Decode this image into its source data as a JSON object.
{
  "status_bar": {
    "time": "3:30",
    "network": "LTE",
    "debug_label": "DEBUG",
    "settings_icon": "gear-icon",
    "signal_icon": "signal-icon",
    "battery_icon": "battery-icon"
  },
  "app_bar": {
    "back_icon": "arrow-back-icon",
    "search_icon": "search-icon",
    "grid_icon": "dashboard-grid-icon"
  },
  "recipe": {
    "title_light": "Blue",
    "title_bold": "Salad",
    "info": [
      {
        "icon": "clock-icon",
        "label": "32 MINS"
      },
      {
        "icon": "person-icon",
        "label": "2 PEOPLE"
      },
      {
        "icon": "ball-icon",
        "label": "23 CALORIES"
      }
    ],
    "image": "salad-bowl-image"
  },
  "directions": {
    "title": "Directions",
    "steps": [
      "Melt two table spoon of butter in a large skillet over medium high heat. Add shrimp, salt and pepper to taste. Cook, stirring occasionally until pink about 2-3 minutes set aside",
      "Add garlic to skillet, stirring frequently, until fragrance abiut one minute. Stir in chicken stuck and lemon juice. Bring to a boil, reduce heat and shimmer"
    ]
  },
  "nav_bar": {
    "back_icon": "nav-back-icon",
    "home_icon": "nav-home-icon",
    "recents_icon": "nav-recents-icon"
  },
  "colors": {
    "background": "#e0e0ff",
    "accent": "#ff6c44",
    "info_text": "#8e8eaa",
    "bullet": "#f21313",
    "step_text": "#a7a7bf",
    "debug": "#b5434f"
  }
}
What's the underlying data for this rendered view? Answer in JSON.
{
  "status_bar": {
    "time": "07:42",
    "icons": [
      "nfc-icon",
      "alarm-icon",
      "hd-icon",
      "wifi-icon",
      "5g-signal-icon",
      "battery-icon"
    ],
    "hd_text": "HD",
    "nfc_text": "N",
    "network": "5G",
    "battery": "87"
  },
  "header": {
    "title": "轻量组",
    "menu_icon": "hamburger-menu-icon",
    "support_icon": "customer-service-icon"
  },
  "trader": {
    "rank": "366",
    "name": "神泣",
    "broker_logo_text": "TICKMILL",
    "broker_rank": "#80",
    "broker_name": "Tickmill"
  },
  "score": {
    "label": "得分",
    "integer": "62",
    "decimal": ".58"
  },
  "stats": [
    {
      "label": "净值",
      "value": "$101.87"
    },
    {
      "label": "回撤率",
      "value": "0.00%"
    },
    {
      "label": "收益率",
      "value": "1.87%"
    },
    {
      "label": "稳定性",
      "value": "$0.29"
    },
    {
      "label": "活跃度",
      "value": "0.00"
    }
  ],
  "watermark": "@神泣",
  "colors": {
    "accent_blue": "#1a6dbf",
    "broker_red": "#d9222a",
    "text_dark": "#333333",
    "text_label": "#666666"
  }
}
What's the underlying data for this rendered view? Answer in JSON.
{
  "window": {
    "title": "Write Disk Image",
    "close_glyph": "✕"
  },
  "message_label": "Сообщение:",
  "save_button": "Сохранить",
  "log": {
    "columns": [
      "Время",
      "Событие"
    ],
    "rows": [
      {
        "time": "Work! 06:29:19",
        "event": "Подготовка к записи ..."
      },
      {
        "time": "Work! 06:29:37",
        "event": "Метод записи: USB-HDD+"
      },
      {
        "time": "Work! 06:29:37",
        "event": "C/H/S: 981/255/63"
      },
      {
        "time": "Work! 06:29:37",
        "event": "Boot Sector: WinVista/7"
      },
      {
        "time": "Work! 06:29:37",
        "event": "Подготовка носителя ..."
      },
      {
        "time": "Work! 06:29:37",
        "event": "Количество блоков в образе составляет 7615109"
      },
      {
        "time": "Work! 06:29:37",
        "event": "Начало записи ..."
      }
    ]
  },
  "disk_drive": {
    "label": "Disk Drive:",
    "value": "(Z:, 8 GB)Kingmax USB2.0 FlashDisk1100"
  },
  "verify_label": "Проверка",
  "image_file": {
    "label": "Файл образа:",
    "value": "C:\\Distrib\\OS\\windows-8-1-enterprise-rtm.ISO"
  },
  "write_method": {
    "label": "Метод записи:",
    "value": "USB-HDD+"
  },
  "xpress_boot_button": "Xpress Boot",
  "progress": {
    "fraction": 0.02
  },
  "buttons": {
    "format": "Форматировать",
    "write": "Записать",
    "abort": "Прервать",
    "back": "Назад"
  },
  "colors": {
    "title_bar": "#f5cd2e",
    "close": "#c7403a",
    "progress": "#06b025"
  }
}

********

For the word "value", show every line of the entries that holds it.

      "value": "$101.87"
      "value": "0.00%"
      "value": "1.87%"
      "value": "$0.29"
      "value": "0.00"
    "value": "(Z:, 8 GB)Kingmax USB2.0 FlashDisk1100"
    "value": "C:\\Distrib\\OS\\windows-8-1-enterprise-rtm.ISO"
    "value": "USB-HDD+"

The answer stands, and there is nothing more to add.